Copy out every line in the entries below that includes "folder".

━━━━━ DATA TO EXAMINE

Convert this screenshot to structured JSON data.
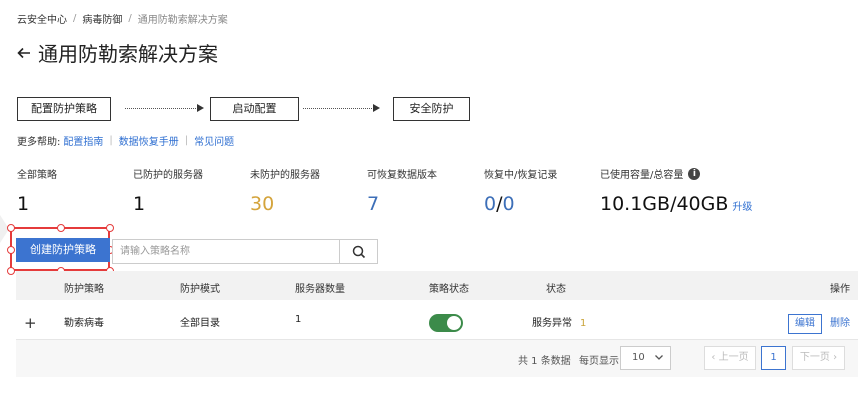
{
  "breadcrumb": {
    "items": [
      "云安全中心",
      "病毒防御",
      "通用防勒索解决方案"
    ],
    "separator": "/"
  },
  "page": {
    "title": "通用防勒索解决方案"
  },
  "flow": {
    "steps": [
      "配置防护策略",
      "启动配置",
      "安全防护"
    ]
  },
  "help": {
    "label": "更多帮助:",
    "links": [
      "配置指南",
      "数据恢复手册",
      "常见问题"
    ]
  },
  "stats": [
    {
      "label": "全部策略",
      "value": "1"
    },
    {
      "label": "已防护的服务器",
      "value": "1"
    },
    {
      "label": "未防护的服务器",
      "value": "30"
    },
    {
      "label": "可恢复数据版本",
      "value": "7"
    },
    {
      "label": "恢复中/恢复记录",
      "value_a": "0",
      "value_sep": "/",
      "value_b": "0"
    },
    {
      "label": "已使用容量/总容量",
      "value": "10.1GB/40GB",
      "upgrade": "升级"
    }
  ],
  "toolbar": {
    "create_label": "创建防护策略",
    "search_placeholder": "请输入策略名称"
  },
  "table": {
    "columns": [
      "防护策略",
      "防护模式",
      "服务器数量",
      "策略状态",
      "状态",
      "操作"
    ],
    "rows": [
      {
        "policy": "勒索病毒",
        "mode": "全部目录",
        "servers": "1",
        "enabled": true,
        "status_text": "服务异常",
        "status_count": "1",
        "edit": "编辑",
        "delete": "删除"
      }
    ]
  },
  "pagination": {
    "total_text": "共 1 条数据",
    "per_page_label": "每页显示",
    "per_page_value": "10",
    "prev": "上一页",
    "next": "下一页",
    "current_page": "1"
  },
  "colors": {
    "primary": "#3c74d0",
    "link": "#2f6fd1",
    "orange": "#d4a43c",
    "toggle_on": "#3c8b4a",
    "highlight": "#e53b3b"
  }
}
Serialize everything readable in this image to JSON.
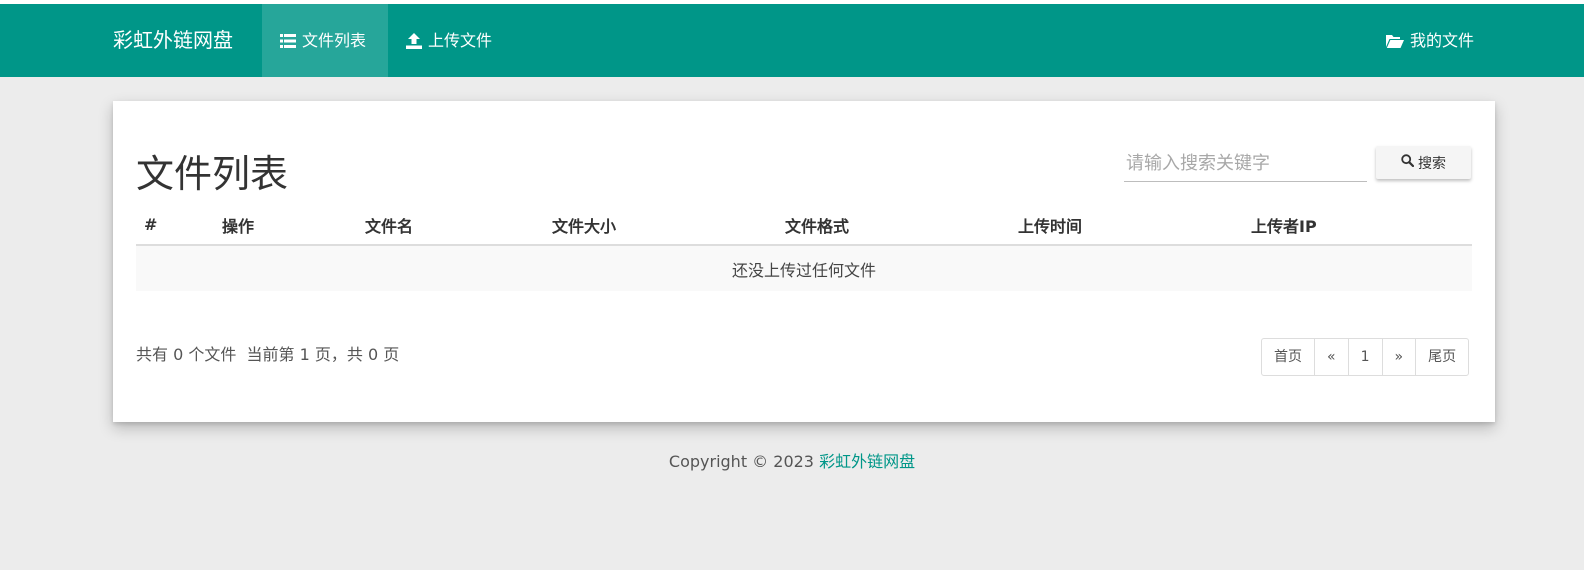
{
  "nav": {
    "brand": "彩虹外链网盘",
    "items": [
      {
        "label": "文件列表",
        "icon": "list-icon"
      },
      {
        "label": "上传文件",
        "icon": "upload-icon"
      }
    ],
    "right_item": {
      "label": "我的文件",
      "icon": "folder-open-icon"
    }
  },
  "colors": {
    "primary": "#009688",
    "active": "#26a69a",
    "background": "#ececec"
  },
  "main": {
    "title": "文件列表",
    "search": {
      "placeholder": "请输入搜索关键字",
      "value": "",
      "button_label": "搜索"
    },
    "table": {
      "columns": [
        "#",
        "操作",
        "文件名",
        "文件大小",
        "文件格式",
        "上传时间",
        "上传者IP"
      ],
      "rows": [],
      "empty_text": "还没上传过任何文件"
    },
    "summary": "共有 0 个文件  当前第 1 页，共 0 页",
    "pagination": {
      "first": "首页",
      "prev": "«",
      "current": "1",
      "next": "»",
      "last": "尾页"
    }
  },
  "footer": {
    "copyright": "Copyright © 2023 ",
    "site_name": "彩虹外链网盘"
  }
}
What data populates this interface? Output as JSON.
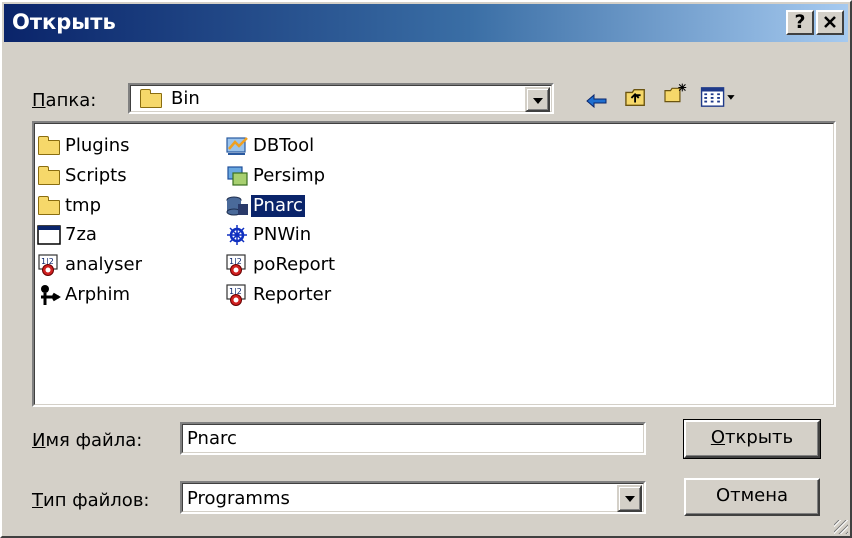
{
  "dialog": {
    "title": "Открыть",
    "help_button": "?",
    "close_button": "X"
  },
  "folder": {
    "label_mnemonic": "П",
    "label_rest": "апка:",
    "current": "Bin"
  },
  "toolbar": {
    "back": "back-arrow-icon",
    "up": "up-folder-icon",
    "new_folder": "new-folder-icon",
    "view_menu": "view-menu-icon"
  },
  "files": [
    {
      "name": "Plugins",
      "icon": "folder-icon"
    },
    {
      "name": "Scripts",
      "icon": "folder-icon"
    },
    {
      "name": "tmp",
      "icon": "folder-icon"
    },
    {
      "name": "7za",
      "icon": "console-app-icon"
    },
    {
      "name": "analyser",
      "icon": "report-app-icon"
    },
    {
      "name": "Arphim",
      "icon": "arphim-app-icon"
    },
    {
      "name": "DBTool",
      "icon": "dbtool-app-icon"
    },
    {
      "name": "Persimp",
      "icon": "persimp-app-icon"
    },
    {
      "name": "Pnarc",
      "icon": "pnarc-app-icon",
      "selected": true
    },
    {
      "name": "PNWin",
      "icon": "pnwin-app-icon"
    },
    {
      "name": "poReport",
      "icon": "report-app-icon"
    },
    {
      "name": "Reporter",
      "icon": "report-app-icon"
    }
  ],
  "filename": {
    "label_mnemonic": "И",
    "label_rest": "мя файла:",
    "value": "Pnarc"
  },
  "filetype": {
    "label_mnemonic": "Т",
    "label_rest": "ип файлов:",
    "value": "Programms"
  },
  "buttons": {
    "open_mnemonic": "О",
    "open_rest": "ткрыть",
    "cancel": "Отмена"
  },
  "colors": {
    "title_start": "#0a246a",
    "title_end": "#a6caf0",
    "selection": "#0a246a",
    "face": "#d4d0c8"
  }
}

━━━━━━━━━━

OUTPUT FOR THIS TASK >>
      "icon": "folder-open-icon"
  "folder": {
    "up": "up-folder-icon",
    "new_folder": "new-folder-icon",
      "icon": "folder-icon"
      "icon": "folder-icon"
      "icon": "folder-icon"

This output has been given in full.